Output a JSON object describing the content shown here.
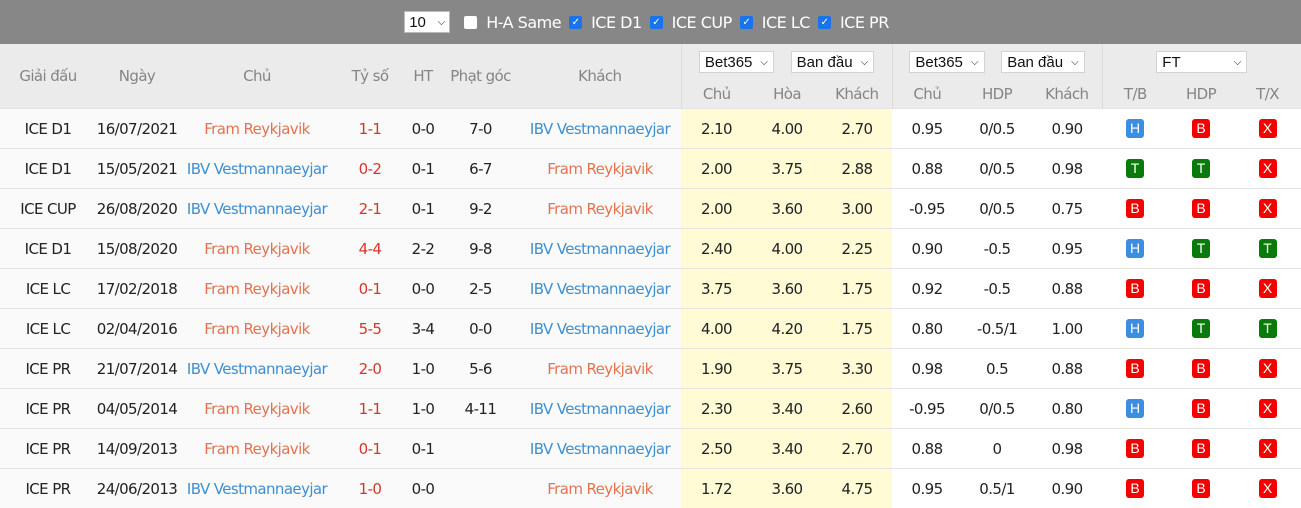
{
  "topbar": {
    "count_select": "10",
    "filters": [
      {
        "label": "H-A Same",
        "checked": false
      },
      {
        "label": "ICE D1",
        "checked": true
      },
      {
        "label": "ICE CUP",
        "checked": true
      },
      {
        "label": "ICE LC",
        "checked": true
      },
      {
        "label": "ICE PR",
        "checked": true
      }
    ]
  },
  "header": {
    "league": "Giải đấu",
    "date": "Ngày",
    "home": "Chủ",
    "score": "Tỷ số",
    "ht": "HT",
    "corners": "Phạt góc",
    "away": "Khách",
    "odds1_bookmaker": "Bet365",
    "odds1_type": "Ban đầu",
    "odds2_bookmaker": "Bet365",
    "odds2_type": "Ban đầu",
    "result_period": "FT",
    "odds1_cols": [
      "Chủ",
      "Hòa",
      "Khách"
    ],
    "odds2_cols": [
      "Chủ",
      "HDP",
      "Khách"
    ],
    "result_cols": [
      "T/B",
      "HDP",
      "T/X"
    ]
  },
  "colors": {
    "fram": "#e2744f",
    "ibv": "#3d8fd1",
    "score": "#d9342b",
    "badge_H": "#3b8fde",
    "badge_B": "#f40000",
    "badge_T": "#0a7b0a",
    "badge_X": "#f40000"
  },
  "rows": [
    {
      "league": "ICE D1",
      "date": "16/07/2021",
      "home": "Fram Reykjavik",
      "home_team": "fram",
      "score": "1-1",
      "ht": "0-0",
      "corners": "7-0",
      "away": "IBV Vestmannaeyjar",
      "away_team": "ibv",
      "o1": "2.10",
      "ox": "4.00",
      "o2": "2.70",
      "h1": "0.95",
      "hdp": "0/0.5",
      "h2": "0.90",
      "tb": "H",
      "rhdp": "B",
      "tx": "X"
    },
    {
      "league": "ICE D1",
      "date": "15/05/2021",
      "home": "IBV Vestmannaeyjar",
      "home_team": "ibv",
      "score": "0-2",
      "ht": "0-1",
      "corners": "6-7",
      "away": "Fram Reykjavik",
      "away_team": "fram",
      "o1": "2.00",
      "ox": "3.75",
      "o2": "2.88",
      "h1": "0.88",
      "hdp": "0/0.5",
      "h2": "0.98",
      "tb": "T",
      "rhdp": "T",
      "tx": "X"
    },
    {
      "league": "ICE CUP",
      "date": "26/08/2020",
      "home": "IBV Vestmannaeyjar",
      "home_team": "ibv",
      "score": "2-1",
      "ht": "0-1",
      "corners": "9-2",
      "away": "Fram Reykjavik",
      "away_team": "fram",
      "o1": "2.00",
      "ox": "3.60",
      "o2": "3.00",
      "h1": "-0.95",
      "hdp": "0/0.5",
      "h2": "0.75",
      "tb": "B",
      "rhdp": "B",
      "tx": "X"
    },
    {
      "league": "ICE D1",
      "date": "15/08/2020",
      "home": "Fram Reykjavik",
      "home_team": "fram",
      "score": "4-4",
      "ht": "2-2",
      "corners": "9-8",
      "away": "IBV Vestmannaeyjar",
      "away_team": "ibv",
      "o1": "2.40",
      "ox": "4.00",
      "o2": "2.25",
      "h1": "0.90",
      "hdp": "-0.5",
      "h2": "0.95",
      "tb": "H",
      "rhdp": "T",
      "tx": "T"
    },
    {
      "league": "ICE LC",
      "date": "17/02/2018",
      "home": "Fram Reykjavik",
      "home_team": "fram",
      "score": "0-1",
      "ht": "0-0",
      "corners": "2-5",
      "away": "IBV Vestmannaeyjar",
      "away_team": "ibv",
      "o1": "3.75",
      "ox": "3.60",
      "o2": "1.75",
      "h1": "0.92",
      "hdp": "-0.5",
      "h2": "0.88",
      "tb": "B",
      "rhdp": "B",
      "tx": "X"
    },
    {
      "league": "ICE LC",
      "date": "02/04/2016",
      "home": "Fram Reykjavik",
      "home_team": "fram",
      "score": "5-5",
      "ht": "3-4",
      "corners": "0-0",
      "away": "IBV Vestmannaeyjar",
      "away_team": "ibv",
      "o1": "4.00",
      "ox": "4.20",
      "o2": "1.75",
      "h1": "0.80",
      "hdp": "-0.5/1",
      "h2": "1.00",
      "tb": "H",
      "rhdp": "T",
      "tx": "T"
    },
    {
      "league": "ICE PR",
      "date": "21/07/2014",
      "home": "IBV Vestmannaeyjar",
      "home_team": "ibv",
      "score": "2-0",
      "ht": "1-0",
      "corners": "5-6",
      "away": "Fram Reykjavik",
      "away_team": "fram",
      "o1": "1.90",
      "ox": "3.75",
      "o2": "3.30",
      "h1": "0.98",
      "hdp": "0.5",
      "h2": "0.88",
      "tb": "B",
      "rhdp": "B",
      "tx": "X"
    },
    {
      "league": "ICE PR",
      "date": "04/05/2014",
      "home": "Fram Reykjavik",
      "home_team": "fram",
      "score": "1-1",
      "ht": "1-0",
      "corners": "4-11",
      "away": "IBV Vestmannaeyjar",
      "away_team": "ibv",
      "o1": "2.30",
      "ox": "3.40",
      "o2": "2.60",
      "h1": "-0.95",
      "hdp": "0/0.5",
      "h2": "0.80",
      "tb": "H",
      "rhdp": "B",
      "tx": "X"
    },
    {
      "league": "ICE PR",
      "date": "14/09/2013",
      "home": "Fram Reykjavik",
      "home_team": "fram",
      "score": "0-1",
      "ht": "0-1",
      "corners": "",
      "away": "IBV Vestmannaeyjar",
      "away_team": "ibv",
      "o1": "2.50",
      "ox": "3.40",
      "o2": "2.70",
      "h1": "0.88",
      "hdp": "0",
      "h2": "0.98",
      "tb": "B",
      "rhdp": "B",
      "tx": "X"
    },
    {
      "league": "ICE PR",
      "date": "24/06/2013",
      "home": "IBV Vestmannaeyjar",
      "home_team": "ibv",
      "score": "1-0",
      "ht": "0-0",
      "corners": "",
      "away": "Fram Reykjavik",
      "away_team": "fram",
      "o1": "1.72",
      "ox": "3.60",
      "o2": "4.75",
      "h1": "0.95",
      "hdp": "0.5/1",
      "h2": "0.90",
      "tb": "B",
      "rhdp": "B",
      "tx": "X"
    }
  ]
}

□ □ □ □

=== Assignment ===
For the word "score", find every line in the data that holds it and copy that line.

=== Solved problem ===
    "score": "Tỷ số",
    "score": "#d9342b",
      "score": "1-1",
      "score": "0-2",
      "score": "2-1",
      "score": "4-4",
      "score": "0-1",
      "score": "5-5",
      "score": "2-0",
      "score": "1-1",
      "score": "0-1",
      "score": "1-0",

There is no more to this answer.